- Networking Surveys show that 85% of jobs come through networking. Connections between students and peers, professors, and alumni are a powerful resource, as are connections made through school internships and practicums.
What Will I Learn in a Bachelor’s in Web Development Program?
Every school is different, and will have their own curriculum and approach to teaching web development. That said, there are three essential domains of knowledge that will be taught by any quality online bachelor’s in web development.
- Server-side scripting refers to the backend code that runs on a the server and drives the behind-the-scenes functions of a website. This includes the framework that allows the server’s database to communicate with the browser. As a student, you’ll learn server-side coding languages like ASP.NET, C++, Java, PHP, Python and Ruby.
- Database technology refers to the tools that build and maintain the database which stores a website’s data like files, code, and images. As a student pursuing an online bachelor’s in web development, you’ll learn relational database management systems (RDBMS) like Oracle, Microsoft SQL Server, MySQL, IBM DB2, Apache, and MongoDB.
In addition to the coding skills that make up much of a web development bachelor’s degree program, you’ll also cover topics like Internet regulations, Security, Systems design, Graphics and images. In addition, many schools offer a minor or concentration in areaas like cyber security or networking.
What Positions are Available in the Field?
What is the Job Outlook with a Bachelor’s in Web Development?

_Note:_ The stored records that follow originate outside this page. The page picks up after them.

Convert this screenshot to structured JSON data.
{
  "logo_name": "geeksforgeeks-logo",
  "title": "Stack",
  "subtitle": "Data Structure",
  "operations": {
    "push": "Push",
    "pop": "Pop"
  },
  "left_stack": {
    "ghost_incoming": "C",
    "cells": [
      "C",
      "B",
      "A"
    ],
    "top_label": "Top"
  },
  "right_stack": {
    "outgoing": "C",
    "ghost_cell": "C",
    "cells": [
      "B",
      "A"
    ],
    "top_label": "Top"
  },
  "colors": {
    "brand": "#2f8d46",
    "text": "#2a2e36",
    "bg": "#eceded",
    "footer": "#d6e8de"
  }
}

U.S. News a World Report ranks Web Development 8th in “Best Technology Jobs,” and it’s easy to see why. Web developers earn a median base salary of $66,130, and those at the top of the field can earn upwards of $100,000. Demand is also high, with 21,300 jobs currently open. Better still, the job future looks bright, as the US Department of Labor Statistics projects that the demand for Web will grow 15% by 2022. Best of all, web developers enjoy their work. Web developers report an excellent work/life balance, and 1 in 6 work for themselves. A survey of 1,608 professionals on PayScale found that Web Development was given a 5 out of 5 job satisfaction rating. The potential for satisfying work with a great salary makes a bachelor’s in web development a very attractive option.